Siberian volcanoes triggered Earth’s most devastating extinction event – study
Scientists examining geological data from the Great Permian Extinction came to the conclusion after finding spikes in the amount of nickel – a chemical element found in rock formed from magma – in regions as far flung as the Arctic, China, Israel and Hungary.
According to Michael Rampino, the study’s senior author and geologist at New York University, the nickel most likely came from volcanic eruptions in the Siberian Traps 252 million years ago.
“The Siberian volcanic eruptions and related massive intrusions of nickel-rich magmas into the Earth’s crust apparently emitted nickel-rich volatiles into the atmosphere, where they were distributed globally,” Rampino said in a statement.
The study, published in the journal Scientific Reports, states that the nickel is evidence that volcanic activity polluted the atmosphere with carbon dioxide and methane, “causing severe global warming and subsequent mass extinction.”

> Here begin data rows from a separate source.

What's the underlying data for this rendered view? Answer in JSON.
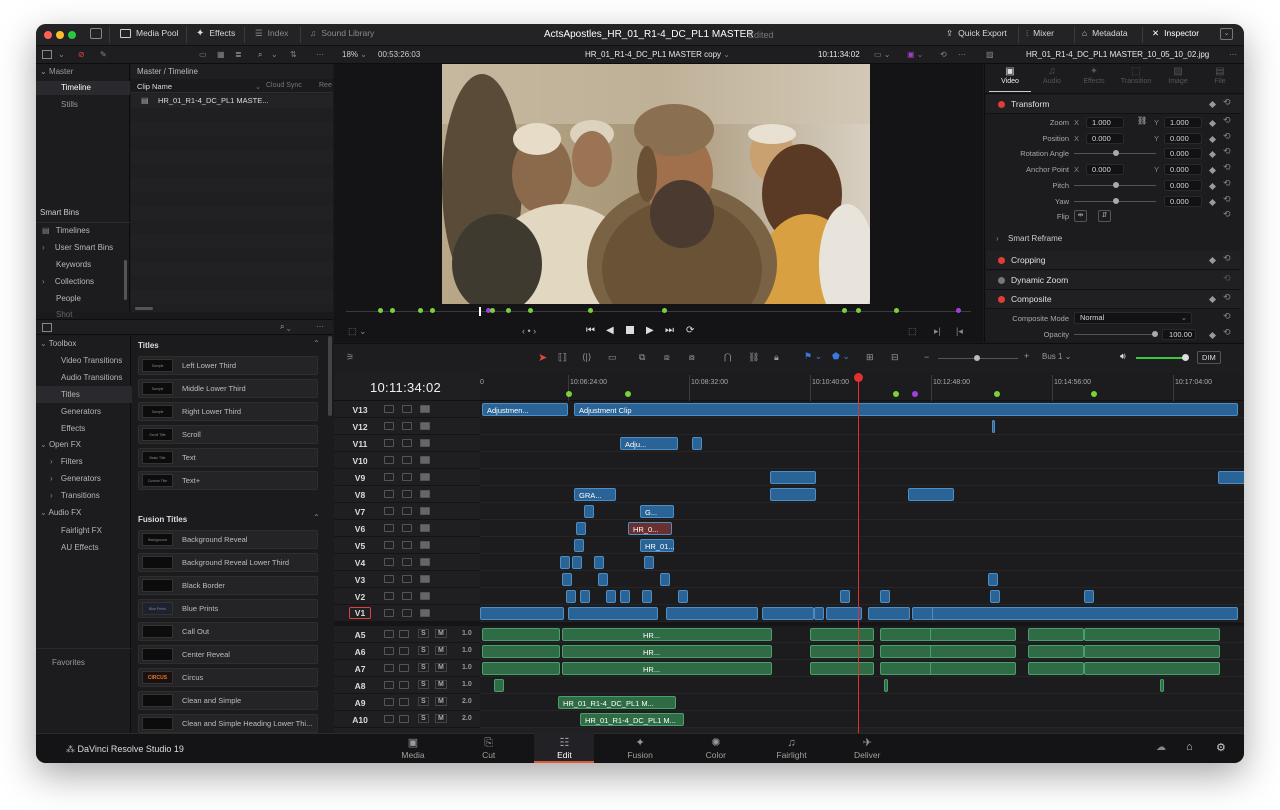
{
  "titlebar": {
    "media_pool": "Media Pool",
    "effects": "Effects",
    "index": "Index",
    "sound_library": "Sound Library",
    "project_title": "ActsApostles_HR_01_R1-4_DC_PL1 MASTER",
    "edited": "Edited",
    "quick_export": "Quick Export",
    "mixer": "Mixer",
    "metadata": "Metadata",
    "inspector": "Inspector"
  },
  "viewer_bar": {
    "zoom": "18%",
    "source_tc": "00:53:26:03",
    "timeline_name": "HR_01_R1-4_DC_PL1 MASTER copy",
    "record_tc": "10:11:34:02",
    "inspector_file": "HR_01_R1-4_DC_PL1 MASTER_10_05_10_02.jpg"
  },
  "media_pool": {
    "bins": [
      "Master",
      "Timeline",
      "Stills"
    ],
    "breadcrumb": "Master / Timeline",
    "columns": [
      "Clip Name",
      "Cloud Sync",
      "Ree"
    ],
    "clips": [
      "HR_01_R1-4_DC_PL1 MASTE..."
    ],
    "smart_bins_label": "Smart Bins",
    "smart_bins": [
      "Timelines",
      "User Smart Bins",
      "Keywords",
      "Collections",
      "People",
      "Shot"
    ]
  },
  "toolbox": {
    "items": [
      "Toolbox",
      "Video Transitions",
      "Audio Transitions",
      "Titles",
      "Generators",
      "Effects",
      "Open FX",
      "Filters",
      "Generators",
      "Transitions",
      "Audio FX",
      "Fairlight FX",
      "AU Effects"
    ],
    "favorites": "Favorites"
  },
  "titles": {
    "header": "Titles",
    "items": [
      {
        "name": "Left Lower Third",
        "thumb": "Sample"
      },
      {
        "name": "Middle Lower Third",
        "thumb": "Sample"
      },
      {
        "name": "Right Lower Third",
        "thumb": "Sample"
      },
      {
        "name": "Scroll",
        "thumb": "Scroll Title"
      },
      {
        "name": "Text",
        "thumb": "Basic Title"
      },
      {
        "name": "Text+",
        "thumb": "Custom Title"
      }
    ],
    "fusion_header": "Fusion Titles",
    "fusion_items": [
      {
        "name": "Background Reveal",
        "thumb": "Background Reveal"
      },
      {
        "name": "Background Reveal Lower Third",
        "thumb": ""
      },
      {
        "name": "Black Border",
        "thumb": ""
      },
      {
        "name": "Blue Prints",
        "thumb": "Blue Prints"
      },
      {
        "name": "Call Out",
        "thumb": ""
      },
      {
        "name": "Center Reveal",
        "thumb": ""
      },
      {
        "name": "Circus",
        "thumb": "CIRCUS"
      },
      {
        "name": "Clean and Simple",
        "thumb": ""
      },
      {
        "name": "Clean and Simple Heading Lower Thi...",
        "thumb": ""
      }
    ]
  },
  "inspector": {
    "tabs": [
      "Video",
      "Audio",
      "Effects",
      "Transition",
      "Image",
      "File"
    ],
    "transform_label": "Transform",
    "zoom": {
      "label": "Zoom",
      "x": "1.000",
      "y": "1.000"
    },
    "position": {
      "label": "Position",
      "x": "0.000",
      "y": "0.000"
    },
    "rotation": {
      "label": "Rotation Angle",
      "value": "0.000"
    },
    "anchor": {
      "label": "Anchor Point",
      "x": "0.000",
      "y": "0.000"
    },
    "pitch": {
      "label": "Pitch",
      "value": "0.000"
    },
    "yaw": {
      "label": "Yaw",
      "value": "0.000"
    },
    "flip": "Flip",
    "smart_reframe": "Smart Reframe",
    "cropping": "Cropping",
    "dynamic_zoom": "Dynamic Zoom",
    "composite": "Composite",
    "composite_mode_label": "Composite Mode",
    "composite_mode": "Normal",
    "opacity_label": "Opacity",
    "opacity": "100.00",
    "x": "X",
    "y": "Y"
  },
  "timeline": {
    "timecode": "10:11:34:02",
    "ruler": [
      "10:06:24:00",
      "10:08:32:00",
      "10:10:40:00",
      "10:12:48:00",
      "10:14:56:00",
      "10:17:04:00"
    ],
    "bus": "Bus 1",
    "dim": "DIM",
    "video_tracks": [
      "V13",
      "V12",
      "V11",
      "V10",
      "V9",
      "V8",
      "V7",
      "V6",
      "V5",
      "V4",
      "V3",
      "V2",
      "V1"
    ],
    "audio_tracks": [
      {
        "name": "A5",
        "level": "1.0"
      },
      {
        "name": "A6",
        "level": "1.0"
      },
      {
        "name": "A7",
        "level": "1.0"
      },
      {
        "name": "A8",
        "level": "1.0"
      },
      {
        "name": "A9",
        "level": "2.0"
      },
      {
        "name": "A10",
        "level": "2.0"
      }
    ],
    "clip_labels": {
      "adj1": "Adjustmen...",
      "adj2": "Adjustment Clip",
      "adj3": "Adju...",
      "gra": "GRA...",
      "g": "G...",
      "hr1": "HR_0...",
      "hr2": "HR_01...",
      "a5": "HR...",
      "a6": "HR...",
      "a7": "HR...",
      "a9": "HR_01_R1-4_DC_PL1 M...",
      "a10": "HR_01_R1-4_DC_PL1 M..."
    },
    "s": "S",
    "m": "M"
  },
  "footer": {
    "app": "DaVinci Resolve Studio 19",
    "pages": [
      "Media",
      "Cut",
      "Edit",
      "Fusion",
      "Color",
      "Fairlight",
      "Deliver"
    ],
    "active_page": "Edit"
  }
}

Rampino said that explosive interactions of magma with coal deposits may also have released massive amounts of carbon dioxide and methane into the atmosphere which, in turn, triggered intense warming of the oceans.
The environmental damage and the resulting extinction, known also as the Great Dying, is said to have wiped out more than 95 percent of marine life and 70 percent of all land-dwelling lifeforms.
“The warm oceans also became sluggish and depleted in dissolved oxygen, contributing to the extinction of many forms of life in the sea,” Rampino added.
Gazprom's Power of Siberia-2 pipeline to China getting closer https://t.co/iBp8xe20bt— RT (@RT_com) September 21, 2017
For co-author Sedelia Rodriguez of Barnard College in New York, the study is a chance to see if a similar extinction level event could happen again.
“We hope this research will contribute to determining whether an event of this magnitude is possible in the future,” Rodriguez said.
The Siberian Traps have long been a point of interest for geologists and climate scientists.
This study differs from previous research in focusing on major eruptions in the region. Earlier studies said that it was solely the heat of magma coming to the surface that released large amounts of greenhouse gases and sparked the extinction event.